Mike and Sarah share Sunday posts, as they are two widows who are in a new relationship together.
Today’s post is from Sarah:
This year, I’m feeling very much as if I’m in between seasons in my own life. I just turned 38, and as more doctors appointments and new aches and pains show up, I’m beginning to understand that I am between my young life and my middle-age. It’s a surreal feeling, especially because I still at times feel very much like that bright-eyed, ever hopeful 26 year old me. The one who didn’t know widowhood yet. I also feel somehow astonished I’m still alive and pretty much completely healthy to date (being in widowed circles does tend you remind you just how many people die each day – as does a pandemic).
As I lean ever closer to my 40’s now, and almost 10 years into widowhood, I am finding a reconnection with the little kid in me. I am rediscovering simple things that bring me joy. I’m getting lost in making art again in a way that I haven’t been able to in years. I’m giving myself more permission to do what brings me joy. I’m finding myself so deeply in love with nature, and appreciative of its presence in such a deeper way. I’m feeling the love in my relationships and friendships much more deeply. Through all this, I’m feeling less preoccupied with the future, despite my knowing that pain could happen at any time.
Maybe in part it’s due to the pandemic, and to all the many ways that we are all having to simplify our lives. Maybe it’s that I’ve spent most of the year in counseling, airing out some things that have needed airing out. Maybe it’s a phase of this age I am at. Whatever the case, I feel grateful for this internal de-cluttering and balance. To me, it feels like this dance between that little kid and the 38 year old woman I seem to be… a dance between passions and practicality that feels balanced in a way it hasn’t in years. It feels grounded, and light all at the same time. Beautiful.
Within this beautiful balanced feeling there is a certain amount of dread though.
A metaphor that my counselor used once was the idea of going into the jungle and getting attacked by a tiger. And the next time you find yourself in a similar jungle, you are consumed by the fear of the tiger to the point of running away… when there was no tiger around for miles. In fact, you might even be in a jungle where tigers don’t even live, but you’re still standing there scared of a tiger. This is what trauma can do to us.
It is these imaginary tigers that I am working on a lot this year. In part, because I remember this beautifully balanced feeling from the past. I had it very distinctly the week before Drew died. I found myself in this place of feeling content and balanced between all different parts of myself and my life… it felt like some kind of beautiful internal shift that I couldn’t really put words to. An overflowing gratitude for life. And then, within one week of that shift, a tiger showed up in my world. Drew’s helicopter crashed and he was gone, without warning, and that balance was ripped away from me. That, was a very real tiger.

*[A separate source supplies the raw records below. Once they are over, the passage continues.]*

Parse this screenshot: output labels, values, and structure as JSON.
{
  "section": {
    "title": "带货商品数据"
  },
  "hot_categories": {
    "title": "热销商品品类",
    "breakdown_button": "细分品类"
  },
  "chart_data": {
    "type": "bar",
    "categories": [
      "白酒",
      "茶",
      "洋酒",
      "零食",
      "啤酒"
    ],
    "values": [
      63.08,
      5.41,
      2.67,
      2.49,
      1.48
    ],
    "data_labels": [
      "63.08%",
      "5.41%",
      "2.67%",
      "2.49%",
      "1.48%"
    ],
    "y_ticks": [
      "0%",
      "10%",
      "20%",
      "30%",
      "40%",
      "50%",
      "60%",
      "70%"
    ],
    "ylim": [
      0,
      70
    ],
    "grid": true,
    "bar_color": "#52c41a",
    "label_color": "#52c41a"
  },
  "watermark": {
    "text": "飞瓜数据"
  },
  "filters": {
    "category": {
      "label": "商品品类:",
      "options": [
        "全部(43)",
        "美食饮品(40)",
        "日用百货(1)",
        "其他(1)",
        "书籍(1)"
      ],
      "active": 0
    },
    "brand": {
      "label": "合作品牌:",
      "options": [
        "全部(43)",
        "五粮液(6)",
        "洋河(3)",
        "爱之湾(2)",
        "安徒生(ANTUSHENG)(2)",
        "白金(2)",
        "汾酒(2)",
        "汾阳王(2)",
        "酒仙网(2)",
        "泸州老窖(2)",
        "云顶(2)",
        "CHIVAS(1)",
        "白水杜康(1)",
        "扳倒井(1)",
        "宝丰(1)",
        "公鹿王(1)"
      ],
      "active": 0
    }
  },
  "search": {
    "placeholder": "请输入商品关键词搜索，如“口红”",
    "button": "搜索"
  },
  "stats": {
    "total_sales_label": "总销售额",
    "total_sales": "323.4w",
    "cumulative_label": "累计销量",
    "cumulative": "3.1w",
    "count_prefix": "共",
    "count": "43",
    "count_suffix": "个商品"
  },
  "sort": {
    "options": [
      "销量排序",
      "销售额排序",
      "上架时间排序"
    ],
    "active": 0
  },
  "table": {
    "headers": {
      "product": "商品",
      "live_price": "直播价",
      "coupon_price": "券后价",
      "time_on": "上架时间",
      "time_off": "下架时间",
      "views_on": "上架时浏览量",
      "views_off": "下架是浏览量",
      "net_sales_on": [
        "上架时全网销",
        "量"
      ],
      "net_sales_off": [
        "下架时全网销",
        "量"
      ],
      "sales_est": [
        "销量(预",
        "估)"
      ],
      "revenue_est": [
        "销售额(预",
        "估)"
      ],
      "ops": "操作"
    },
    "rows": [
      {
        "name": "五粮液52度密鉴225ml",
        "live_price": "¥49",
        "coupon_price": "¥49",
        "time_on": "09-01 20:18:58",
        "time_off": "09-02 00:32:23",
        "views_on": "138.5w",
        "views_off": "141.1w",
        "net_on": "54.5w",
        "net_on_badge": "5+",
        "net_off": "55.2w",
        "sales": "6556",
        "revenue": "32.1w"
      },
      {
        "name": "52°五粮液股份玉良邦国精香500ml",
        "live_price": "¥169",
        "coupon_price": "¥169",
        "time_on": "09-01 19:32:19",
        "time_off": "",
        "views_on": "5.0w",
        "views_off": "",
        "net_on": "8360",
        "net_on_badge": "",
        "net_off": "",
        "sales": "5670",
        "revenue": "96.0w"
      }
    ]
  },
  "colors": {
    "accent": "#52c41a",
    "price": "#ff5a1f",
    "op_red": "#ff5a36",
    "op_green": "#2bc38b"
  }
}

It makes sense now that anytime I find myself in the same surroundings that feel the same way, I’m looking around for that tiger to show up again. It’s normal, but it can also take away a lot from us if we get lost in that fears. So this year, I’ve spent a lot of time trying to recognize those imaginary tigers, and remind myself that they are not yet real. That doesn’t mean they couldn’t become real, or actually appear in my life. All it means is that, right now, they aren’t real. I think it is helping me to quiet the dread during the good times.

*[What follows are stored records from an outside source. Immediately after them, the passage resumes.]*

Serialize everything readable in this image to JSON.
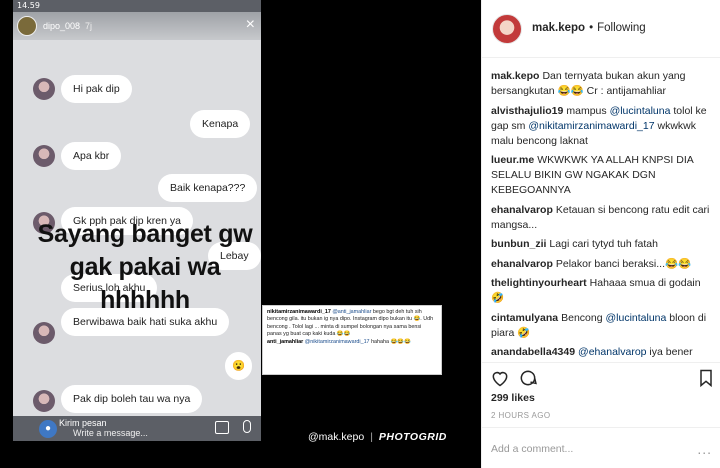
{
  "phone": {
    "status_time": "14.59",
    "story_user": "dipo_008",
    "story_time": "7j",
    "bubbles": [
      "Hi pak dip",
      "Kenapa",
      "Apa kbr",
      "Baik kenapa???",
      "Gk pph pak dip kren ya",
      "Lebay",
      "Serius loh akhu",
      "Berwibawa baik hati suka akhu",
      "😮",
      "Pak dip boleh tau wa nya"
    ],
    "overlay": [
      "Sayang banget gw",
      "gak pakai wa",
      "hhhhhh"
    ],
    "composer_label": "Kirim pesan",
    "composer_placeholder": "Write a message..."
  },
  "comment_card": {
    "c1_user": "nikitamirzanimawardi_17",
    "c1_mention": "@anti_jamahliar",
    "c1_text": "bego bgt deh tuh sih bencong gila. itu bukan ig nya dipo. Instagram dipo bukan itu 😂. Udh bencong . Tolol lagi ... minta di sumpel bolongan nya sama bensi panas yg buat cap kaki kuda 😂😂",
    "c2_user": "anti_jamahliar",
    "c2_mention": "@nikitamirzanimawardi_17",
    "c2_text": "hahaha 😂😂😂"
  },
  "watermark": {
    "account": "@mak.kepo",
    "separator": "|",
    "brand": "PHOTOGRID"
  },
  "panel": {
    "username": "mak.kepo",
    "dot": "•",
    "follow_status": "Following",
    "comments": [
      {
        "user": "mak.kepo",
        "text": "Dan ternyata bukan akun yang bersangkutan 😂😂 Cr : antijamahliar"
      },
      {
        "user": "alvisthajulio19",
        "text": "mampus ",
        "mention": "@lucintaluna",
        "text2": " tolol ke gap sm ",
        "mention2": "@nikitamirzanimawardi_17",
        "text3": " wkwkwk malu bencong laknat"
      },
      {
        "user": "lueur.me",
        "text": "WKWKWK YA ALLAH KNPSI DIA SELALU BIKIN GW NGAKAK DGN KEBEGOANNYA"
      },
      {
        "user": "ehanalvarop",
        "text": "Ketauan si bencong ratu edit cari mangsa..."
      },
      {
        "user": "bunbun_zii",
        "text": "Lagi cari tytyd tuh fatah"
      },
      {
        "user": "ehanalvarop",
        "text": "Pelakor banci beraksi...😂😂"
      },
      {
        "user": "thelightinyourheart",
        "text": "Hahaaa smua di godain 🤣"
      },
      {
        "user": "cintamulyana",
        "text": "Bencong ",
        "mention": "@lucintaluna",
        "text2": " bloon di piara 🤣"
      },
      {
        "user": "anandabella4349",
        "text": "",
        "mention": "@ehanalvarop",
        "text2": " iya bener bgt, tiap foto mukanya beda terus, kalo g"
      }
    ],
    "likes": "299 likes",
    "time": "2 HOURS AGO",
    "add_comment_placeholder": "Add a comment...",
    "more": "..."
  }
}
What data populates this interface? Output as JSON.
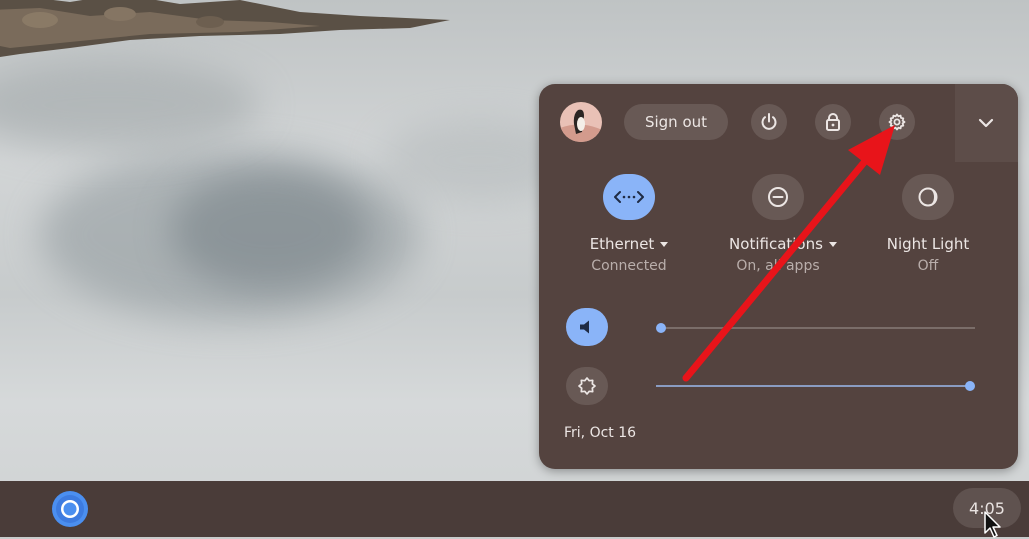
{
  "quick_settings": {
    "sign_out_label": "Sign out",
    "ethernet": {
      "label": "Ethernet",
      "status": "Connected",
      "icon": "ethernet-icon",
      "active": true
    },
    "notifications": {
      "label": "Notifications",
      "status": "On, all apps",
      "icon": "do-not-disturb-icon",
      "active": false
    },
    "night_light": {
      "label": "Night Light",
      "status": "Off",
      "icon": "night-light-icon",
      "active": false
    },
    "volume_level": 0.0,
    "brightness_level": 1.0,
    "date": "Fri, Oct 16"
  },
  "shelf": {
    "clock": "4:05",
    "launcher_app": "chrome-icon"
  },
  "colors": {
    "panel_bg": "#54433f",
    "accent": "#8ab4f8",
    "annotation_arrow": "#e8141a"
  }
}
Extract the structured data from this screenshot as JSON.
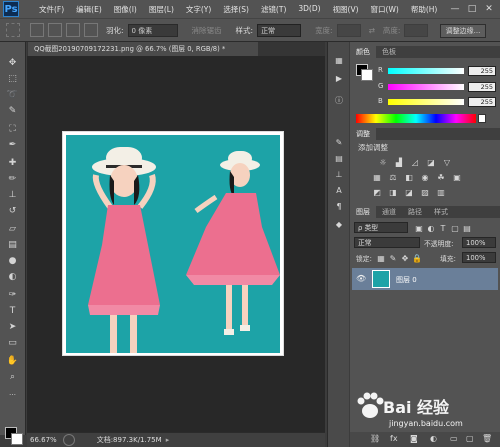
{
  "app": {
    "logo": "Ps"
  },
  "menu": [
    "文件(F)",
    "编辑(E)",
    "图像(I)",
    "图层(L)",
    "文字(Y)",
    "选择(S)",
    "滤镜(T)",
    "3D(D)",
    "视图(V)",
    "窗口(W)",
    "帮助(H)"
  ],
  "window_controls": [
    "—",
    "□",
    "✕"
  ],
  "options": {
    "feather_label": "羽化:",
    "feather_value": "0 像素",
    "antialias_label": "消除锯齿",
    "style_label": "样式:",
    "style_value": "正常",
    "width_label": "宽度:",
    "height_label": "高度:",
    "refine_label": "调整边缘..."
  },
  "document": {
    "tab_title": "QQ截图20190709172231.png @ 66.7% (图层 0, RGB/8) *",
    "zoom": "66.67%",
    "doc_info": "文档:897.3K/1.75M"
  },
  "color_panel": {
    "tabs": [
      "颜色",
      "色板"
    ],
    "rows": [
      {
        "label": "R",
        "value": "255"
      },
      {
        "label": "G",
        "value": "255"
      },
      {
        "label": "B",
        "value": "255"
      }
    ]
  },
  "adjust_panel": {
    "tab": "调整",
    "title": "添加调整"
  },
  "layers_panel": {
    "tabs": [
      "图层",
      "通道",
      "路径",
      "样式"
    ],
    "kind_value": "ρ 类型",
    "blend_mode": "正常",
    "opacity_label": "不透明度:",
    "opacity_value": "100%",
    "lock_label": "锁定:",
    "fill_label": "填充:",
    "fill_value": "100%",
    "layer_name": "图层 0"
  },
  "watermark": {
    "text": "Bai 经验",
    "url": "jingyan.baidu.com"
  },
  "colors": {
    "accent": "#46a7ff",
    "canvas_teal": "#1da3a7",
    "dress_pink": "#ec6f8f",
    "layer_selected": "#6a7f99"
  }
}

It’s also bit like believing in a curse… that anytime I find balance – the universe is going to throw something at me or take something from me to pull me out of balance. That idea of “when will the other shoe drop?” is a very real fear that has run rampant in my life. To the point that I feel a need to call out any bad things that could happen potentially to ward them off… a bit like the “knock on wood” superstition that is so common, but to a slightly higher extreme. Most of the time, its a silly gesture that just helps to quiet my mind and put fears aside, so it is good for that. But sometimes, the fears are bigger…
Sometimes, I find myself in the jungle looking for tigers everywhere. Even when I write to you all here, I am simultaneously aware that literally my entire life could change tomorrow and whatever I wrote today could be this heartbreaking final statement of “my old life”. I will write about, for example, Mike and I getting married soon, and then immediately my brain will think “What if he dies tomorrow and later on I’m just sitting here reading all these terribly sad words from ‘before’?” When that happens, when it’s bigger than just silly superstitions… What do I do next? I stop myself right there, I try and recognize that an imaginary tiger has showed up in my mind, and I use that visual to calm myself down. I call out my imaginary tigers, and I remember that I am in control of my own thoughts and I don’t have to believe in them if they aren’t real. It has really been helping.

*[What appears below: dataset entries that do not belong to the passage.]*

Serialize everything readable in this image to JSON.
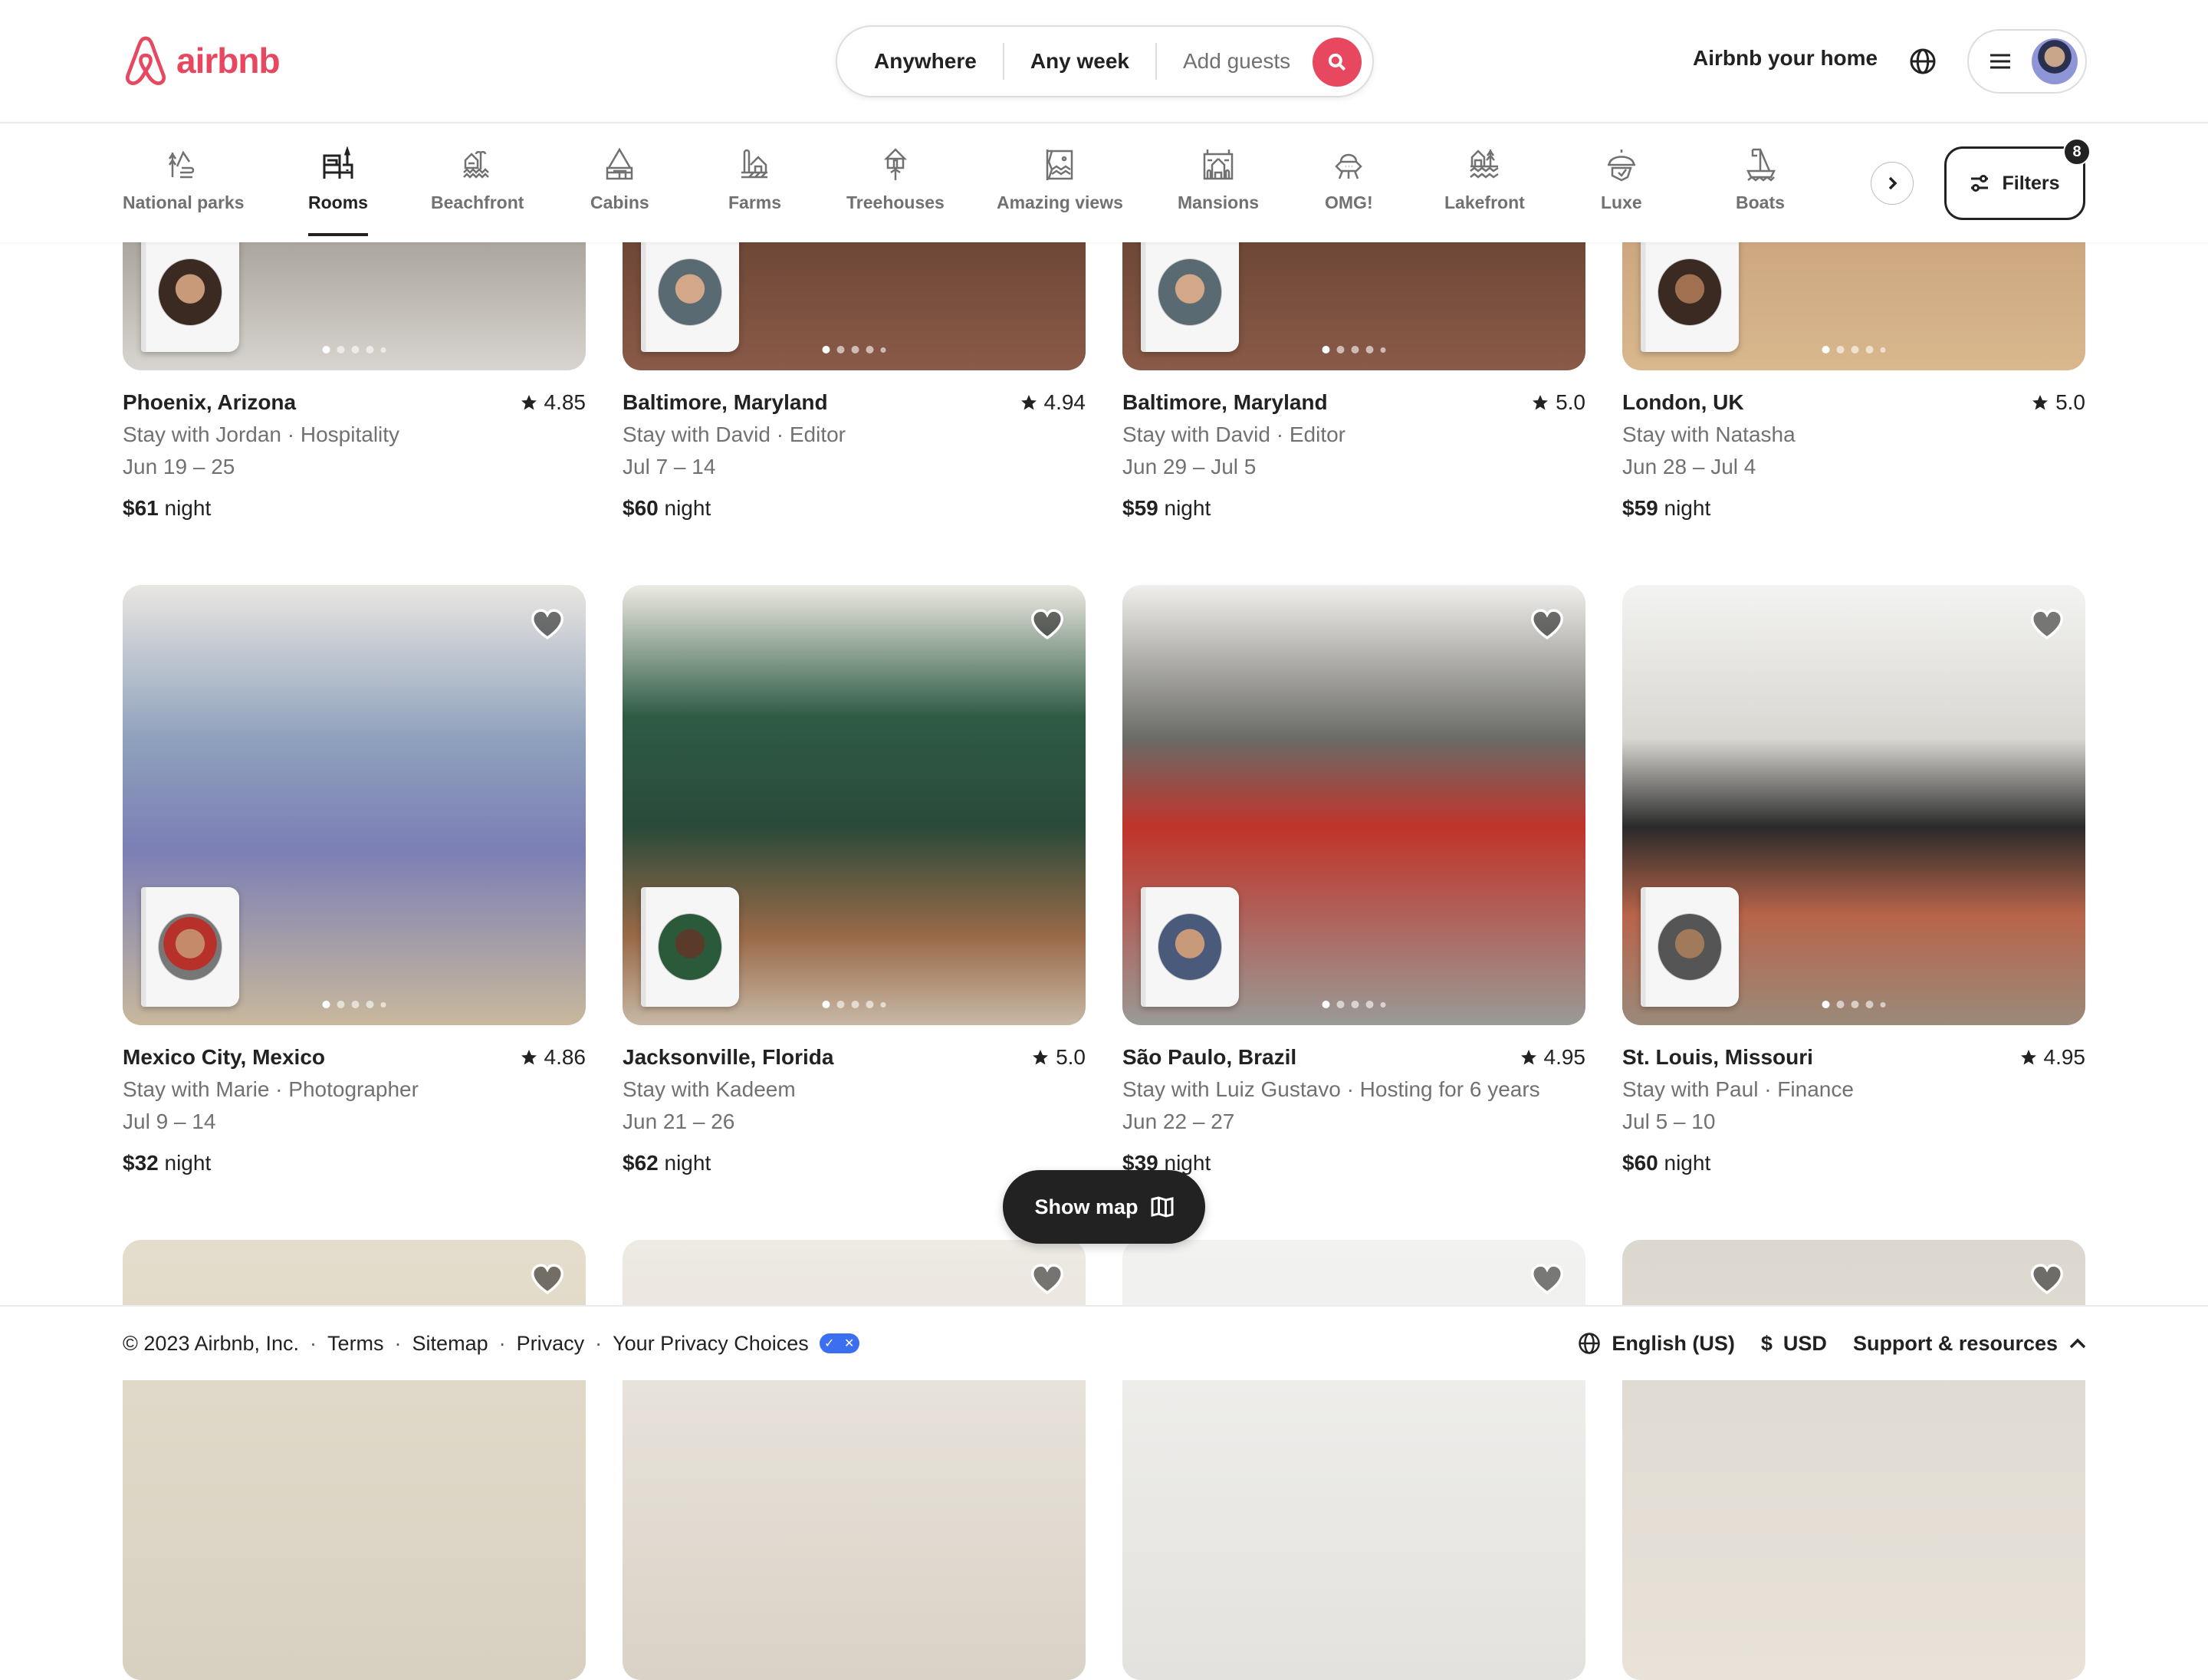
{
  "header": {
    "brand": "airbnb",
    "brand_color": "#e8485f",
    "search": {
      "location": "Anywhere",
      "dates": "Any week",
      "guests_placeholder": "Add guests"
    },
    "host_link": "Airbnb your home"
  },
  "categories": {
    "items": [
      {
        "label": "National parks",
        "icon": "national-parks-icon"
      },
      {
        "label": "Rooms",
        "icon": "rooms-icon",
        "active": true
      },
      {
        "label": "Beachfront",
        "icon": "beachfront-icon"
      },
      {
        "label": "Cabins",
        "icon": "cabins-icon"
      },
      {
        "label": "Farms",
        "icon": "farms-icon"
      },
      {
        "label": "Treehouses",
        "icon": "treehouses-icon"
      },
      {
        "label": "Amazing views",
        "icon": "amazing-views-icon"
      },
      {
        "label": "Mansions",
        "icon": "mansions-icon"
      },
      {
        "label": "OMG!",
        "icon": "omg-icon"
      },
      {
        "label": "Lakefront",
        "icon": "lakefront-icon"
      },
      {
        "label": "Luxe",
        "icon": "luxe-icon"
      },
      {
        "label": "Boats",
        "icon": "boats-icon"
      }
    ],
    "filters_label": "Filters",
    "filters_count": "8"
  },
  "listings": [
    {
      "title": "Phoenix, Arizona",
      "rating": "4.85",
      "host": "Stay with Jordan · Hospitality",
      "dates": "Jun 19 – 25",
      "price": "$61",
      "unit": "night"
    },
    {
      "title": "Baltimore, Maryland",
      "rating": "4.94",
      "host": "Stay with David · Editor",
      "dates": "Jul 7 – 14",
      "price": "$60",
      "unit": "night"
    },
    {
      "title": "Baltimore, Maryland",
      "rating": "5.0",
      "host": "Stay with David · Editor",
      "dates": "Jun 29 – Jul 5",
      "price": "$59",
      "unit": "night"
    },
    {
      "title": "London, UK",
      "rating": "5.0",
      "host": "Stay with Natasha",
      "dates": "Jun 28 – Jul 4",
      "price": "$59",
      "unit": "night"
    },
    {
      "title": "Mexico City, Mexico",
      "rating": "4.86",
      "host": "Stay with Marie · Photographer",
      "dates": "Jul 9 – 14",
      "price": "$32",
      "unit": "night"
    },
    {
      "title": "Jacksonville, Florida",
      "rating": "5.0",
      "host": "Stay with Kadeem",
      "dates": "Jun 21 – 26",
      "price": "$62",
      "unit": "night"
    },
    {
      "title": "São Paulo, Brazil",
      "rating": "4.95",
      "host": "Stay with Luiz Gustavo · Hosting for 6 years",
      "dates": "Jun 22 – 27",
      "price": "$39",
      "unit": "night"
    },
    {
      "title": "St. Louis, Missouri",
      "rating": "4.95",
      "host": "Stay with Paul · Finance",
      "dates": "Jul 5 – 10",
      "price": "$60",
      "unit": "night"
    }
  ],
  "show_map_label": "Show map",
  "footer": {
    "copyright": "© 2023 Airbnb, Inc.",
    "links": [
      "Terms",
      "Sitemap",
      "Privacy",
      "Your Privacy Choices"
    ],
    "language": "English (US)",
    "currency_symbol": "$",
    "currency": "USD",
    "support": "Support & resources"
  }
}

These are just a few tools that I am using, and learning to use, to acknowledge my own fears of trauma happening again. It is helping me to quiet my mind better and live more in the present… since after all, today is all I really know I have.